World-wide variation in Schroth therapists’ clinical reasoning and exercise prescription for adolescents with idiopathic scoliosis
This thesis addresses the gap in the literature regarding knowledge of the current standard of care offered by Schroth therapists to adolescents with idiopathic scoliosis (AIS). Currently, Schroth based training and certification courses are delivered to health professionals world-wide however there is no research exploring how Schroth is prescribed in practice for AIS, nor consideration of the factors that influence this prescription. Therefore this thesis aimed to explore world-wide variation in Schroth therapists’ clinical reasoning and exercise prescription for AIS.
Current understanding of Schroth therapy for AIS is based on a small number of studies that assess the efficacy of Schroth therapy for outcomes such as progression of Cobb angle. While randomised controlled trials exist, there is limited detailed reporting of the methodology, particularly in regard to details of the exercise prescription. Current Schroth studies, like many exercise based studies, have been conducted as per a protocol set by the authors, which may not necessarily mirror a realistic setting for patients. The transferability of any exercise protocols is still difficult to determine when information regarding the factors influencing prescription are also missing.
A mixed methods study was conducted to explore how Schroth therapists world-wide are prescribing Schroth exercise to AIS, and to better understand the factors influencing this exercise prescription. To better understand Schroth exercise prescription a survey was sent to 945 therapists who were listed as certified on two publicly available databases of schools that offer Schroth-based training. The 173 respondents (18% response rate) answered questions regarding demographics, exercise selection, exercise progression, frequency and dosages of treatment and the inclusion of any adjunctive methods to their Schroth treatment programs. Once the data was analysed, seven survey participants participated in semi-structured interviews on Zoom, to explore the factors influencing this prescription in their own clinical setting. The data collected from both the survey and interviews allowed for analysis of the current standard of care being offered by Schroth therapists to AIS world-wide.
The findings suggest that Schroth therapists are combining multiple methods of treatment, depending on the extent of their training and experience, for AIS. While Schroth therapy is the primary method chosen, Schroth therapists are adapting their prescription according to the needs and characteristics of the adolescent (physical, emotional and mental), the dynamics of the parent-adolescent relationship, their own clinical experience as a therapist and the system in which they work. They are using an adaptive, personalised approach to their treatment, with consideration of available evidence, their own clinical experience and the needs and values of the patient.

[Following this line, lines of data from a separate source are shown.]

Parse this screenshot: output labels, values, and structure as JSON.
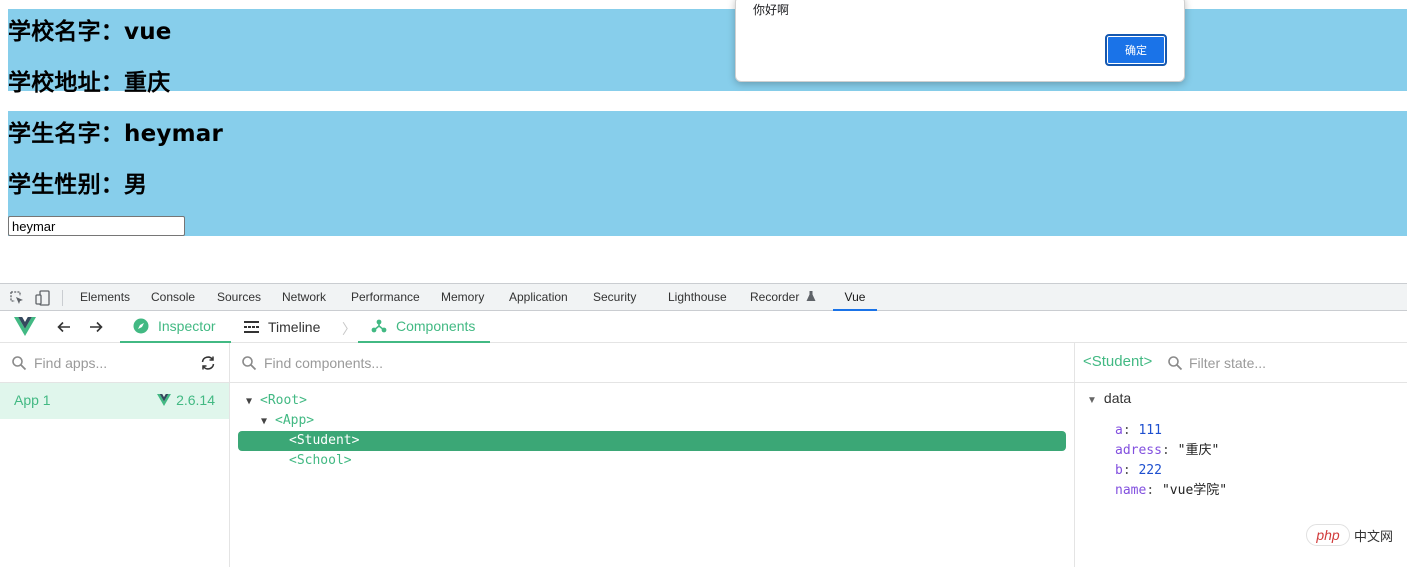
{
  "page": {
    "school": {
      "name_line": "学校名字：vue",
      "address_line": "学校地址：重庆"
    },
    "student": {
      "name_line": "学生名字：heymar",
      "gender_line": "学生性别：男",
      "input_value": "heymar"
    }
  },
  "alert": {
    "message": "你好啊",
    "ok_label": "确定"
  },
  "devtools": {
    "tabs": [
      "Elements",
      "Console",
      "Sources",
      "Network",
      "Performance",
      "Memory",
      "Application",
      "Security",
      "Lighthouse",
      "Recorder",
      "Vue"
    ],
    "active_tab": "Vue"
  },
  "vue": {
    "tabs": {
      "inspector": "Inspector",
      "timeline": "Timeline",
      "components": "Components"
    },
    "apps": {
      "search_placeholder": "Find apps...",
      "app_name": "App 1",
      "version": "2.6.14"
    },
    "components": {
      "search_placeholder": "Find components...",
      "tree": [
        "<Root>",
        "<App>",
        "<Student>",
        "<School>"
      ]
    },
    "state": {
      "component": "<Student>",
      "filter_placeholder": "Filter state...",
      "section": "data",
      "props": [
        {
          "key": "a",
          "value": "111"
        },
        {
          "key": "adress",
          "value": "\"重庆\""
        },
        {
          "key": "b",
          "value": "222"
        },
        {
          "key": "name",
          "value": "\"vue学院\""
        }
      ]
    }
  },
  "watermark": {
    "badge": "php",
    "text": "中文网"
  },
  "colors": {
    "box_bg": "#87ceeb",
    "vue_green": "#42b983",
    "selected_row": "#3ba776",
    "alert_button": "#1a73e8"
  },
  "icons": [
    "inspect-element-icon",
    "device-toggle-icon",
    "flask-icon",
    "vue-logo-icon",
    "back-arrow-icon",
    "forward-arrow-icon",
    "compass-icon",
    "timeline-icon",
    "components-icon",
    "search-icon",
    "refresh-icon",
    "vue-version-icon",
    "triangle-down-icon"
  ]
}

These findings suggest that future researchers should consider the realities of the application of Schroth to ensure that research findings are applicable in a real clinical setting. One way to achieve this would be through an adaptive, rather than the typical per protocol (using existing randomised controlled trials as a paradigm of ‘per protocol’ treatment) , research study that factors in the realities of Schroth therapy application described in this thesis, to better understand the effectiveness of such approaches. Given that Schroth therapists are adding adjunctive therapies to their treatment of AIS it is necessary to explore the effectiveness of such approaches to help guide the direction of therapist training.